Given data Start Marker

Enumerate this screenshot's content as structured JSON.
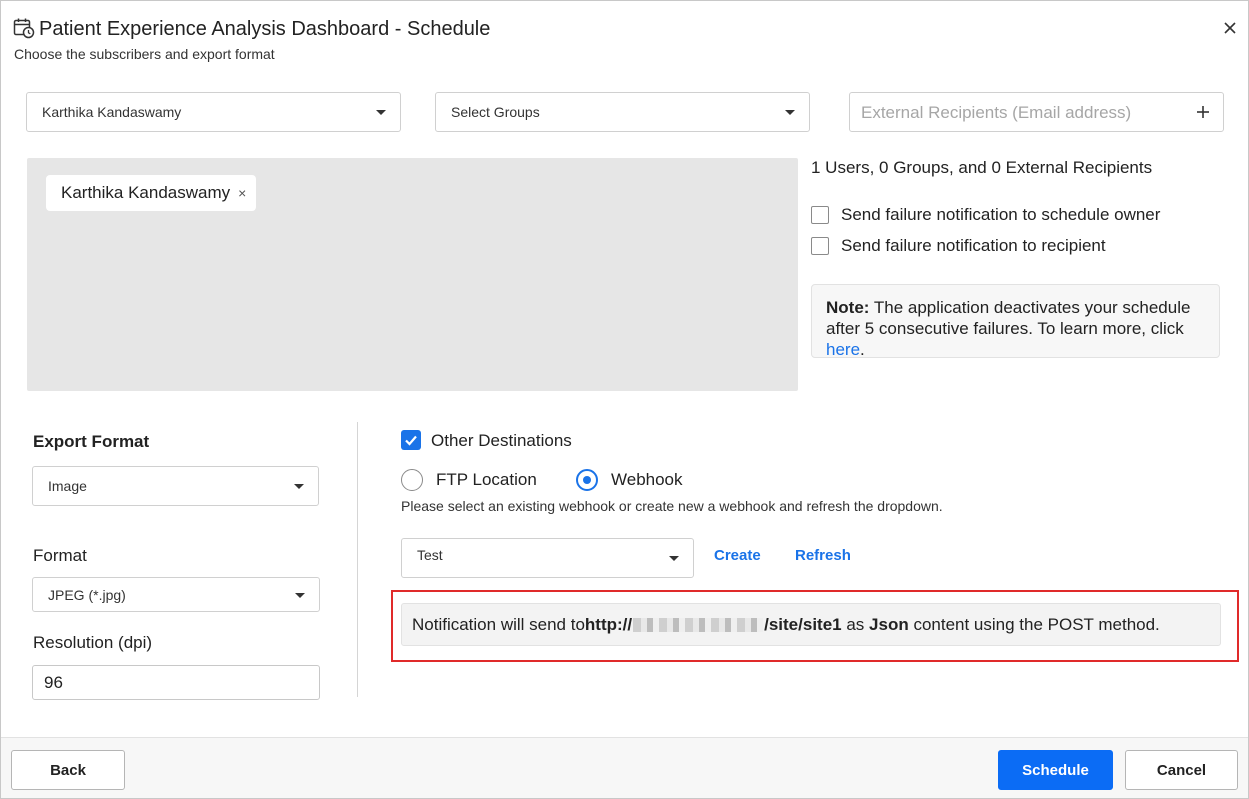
{
  "header": {
    "title": "Patient Experience Analysis Dashboard - Schedule",
    "subtitle": "Choose the subscribers and export format",
    "icon": "calendar-clock-icon",
    "close_icon": "close-icon"
  },
  "recipients": {
    "users_select": "Karthika Kandaswamy",
    "groups_select": "Select Groups",
    "external_placeholder": "External Recipients (Email address)",
    "chips": [
      {
        "label": "Karthika Kandaswamy",
        "remove": "×"
      }
    ],
    "summary": "1 Users, 0 Groups, and 0 External Recipients"
  },
  "notifications": {
    "owner_label": "Send failure notification to schedule owner",
    "owner_checked": false,
    "recipient_label": "Send failure notification to recipient",
    "recipient_checked": false
  },
  "note": {
    "bold": "Note:",
    "text": " The application deactivates your schedule after 5 consecutive failures. To learn more, click ",
    "link": "here",
    "end": "."
  },
  "export": {
    "export_format_label": "Export Format",
    "export_format_value": "Image",
    "format_label": "Format",
    "format_value": "JPEG (*.jpg)",
    "resolution_label": "Resolution (dpi)",
    "resolution_value": "96"
  },
  "destinations": {
    "other_label": "Other Destinations",
    "other_checked": true,
    "ftp_label": "FTP Location",
    "webhook_label": "Webhook",
    "selected": "webhook",
    "hint": "Please select an existing webhook or create new a webhook and refresh the dropdown.",
    "webhook_value": "Test",
    "create_label": "Create",
    "refresh_label": "Refresh"
  },
  "notification_message": {
    "prefix": "Notification will send to ",
    "url_start": "http://",
    "url_end": "/site/site1",
    "middle": " as ",
    "content_type": "Json",
    "suffix": " content using the POST method."
  },
  "footer": {
    "back_label": "Back",
    "schedule_label": "Schedule",
    "cancel_label": "Cancel"
  },
  "colors": {
    "accent": "#1a73e8",
    "primary_button": "#0b6cf5",
    "highlight_border": "#e02a2a"
  }
}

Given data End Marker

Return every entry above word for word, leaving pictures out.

Enumerate this screenshot's content as structured JSON.
{
  "header": {
    "title": "Patient Experience Analysis Dashboard - Schedule",
    "subtitle": "Choose the subscribers and export format",
    "icon": "calendar-clock-icon",
    "close_icon": "close-icon"
  },
  "recipients": {
    "users_select": "Karthika Kandaswamy",
    "groups_select": "Select Groups",
    "external_placeholder": "External Recipients (Email address)",
    "chips": [
      {
        "label": "Karthika Kandaswamy",
        "remove": "×"
      }
    ],
    "summary": "1 Users, 0 Groups, and 0 External Recipients"
  },
  "notifications": {
    "owner_label": "Send failure notification to schedule owner",
    "owner_checked": false,
    "recipient_label": "Send failure notification to recipient",
    "recipient_checked": false
  },
  "note": {
    "bold": "Note:",
    "text": " The application deactivates your schedule after 5 consecutive failures. To learn more, click ",
    "link": "here",
    "end": "."
  },
  "export": {
    "export_format_label": "Export Format",
    "export_format_value": "Image",
    "format_label": "Format",
    "format_value": "JPEG (*.jpg)",
    "resolution_label": "Resolution (dpi)",
    "resolution_value": "96"
  },
  "destinations": {
    "other_label": "Other Destinations",
    "other_checked": true,
    "ftp_label": "FTP Location",
    "webhook_label": "Webhook",
    "selected": "webhook",
    "hint": "Please select an existing webhook or create new a webhook and refresh the dropdown.",
    "webhook_value": "Test",
    "create_label": "Create",
    "refresh_label": "Refresh"
  },
  "notification_message": {
    "prefix": "Notification will send to ",
    "url_start": "http://",
    "url_end": "/site/site1",
    "middle": " as ",
    "content_type": "Json",
    "suffix": " content using the POST method."
  },
  "footer": {
    "back_label": "Back",
    "schedule_label": "Schedule",
    "cancel_label": "Cancel"
  },
  "colors": {
    "accent": "#1a73e8",
    "primary_button": "#0b6cf5",
    "highlight_border": "#e02a2a"
  }
}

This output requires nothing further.